I don't know, I feel there is a double 'conceptual' mistake at the heart of all this.
First, the belief, in my view a little immature, that there is a single 'best' produce in each category: 'the best scallops', 'the best turbot', etc. There are many ways to be great for a piece of seafood or meat, and it is preposterous to believe to have identified the unique best. I come from a country where cuisine is strongly ingredient-based, and where many people, people like us I mean, are obsessed by quality of produce, and I honestly believe that I have eaten stuff to which nothing can be declared superior (just caugtht Mediterranean fish that brings tear to your eyes so good it is, rare breeds of pork or lamb or cows you've never heard of, unbelievable vegetables, bread and pasta from superselected flours, etc.), yet I wouldn't for one moment say I have eaten the unique best. Another farmer in the next valley may be raising equally, yet differently, flavoursome lambs; another restaurant may know a different fisherman who procures equally marvelous seabass. In the two times I was at Hedone I found the produce truly excellent, but hand on heart I could not say that the scallops or the pork or the turbot I had there were uniquely the best: I've had equally marvellous scallops, pork or turbot in Italy, France, Spain and yes, even the UK - here in Scotland in particular, and, I should notice, without all the strained obsession and fanfare and worshipping choruses that seems to accompany Jonsson's searches. (To be fair, I'll make an exception for the pigeon). The fact that Jonsson is deeply obsessed does not mean that he will in the end find a pork that is definitely superior to that served by every single other chef in the UK: does there exist a uniquely best farmer that raises pigs, cows, lambs just for Jonsson, or a special fisherman who knows a special race of turbot caught in a special spot of water nobody else knows just for Jonsson? Come on. Rest assured that Ducasse and his suppliers, and others, will find equally good turbots.

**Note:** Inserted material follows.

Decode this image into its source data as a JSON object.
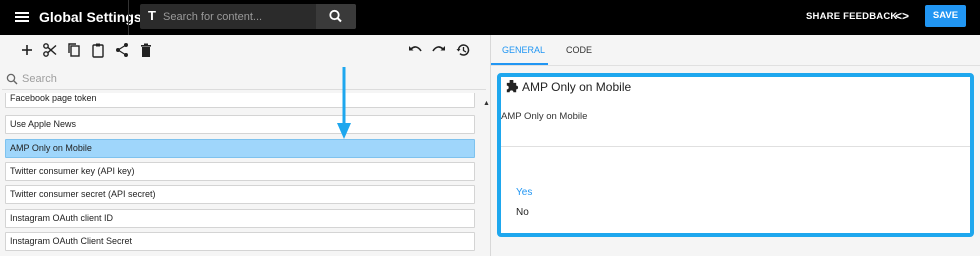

The second point I would make is this. Even assuming Jonsson's produce had a slight edge on everybody else's, we are really talking nuances here, subtle nuances that can be undone by many other factors. Notably, cooking. Now, Jonsson's feat of opening a restaurant at this level given his background is nothing short of amazing and I admire him enormously for this - but the fact remains that being a top chef, in particular a 2* level chef as many say, is setting the bar very high, a bar that in my visits he was very, very, very far from passing, and thus a bar that is set ridiculously high for what Hedone is. This is my opinion of course, but while the cooking was good, there was some coarseness and some inconsistency of execution that makes it almost offensive for other very hard working professionals, who've perhaps sacrificed their youth undergoing terribly tough and long and disciplined training, to be compared to what can olny be described as a (very) talented amateur. Yes Andy Hayler and Matthew, we have understood that at Hedone we find scallops that are still wriggling so fresh they are, and that therefore they are very sweet: yet a great dish of scallops is not the winner in a competition for the sweetest scallops in the world. It is the winner in a competition for the best and most originally prepared scallops in the world. And in this competition the Hedone dish did not even make it to the podium.
Edited by Man, 15 July 2012 - 01:49 AM.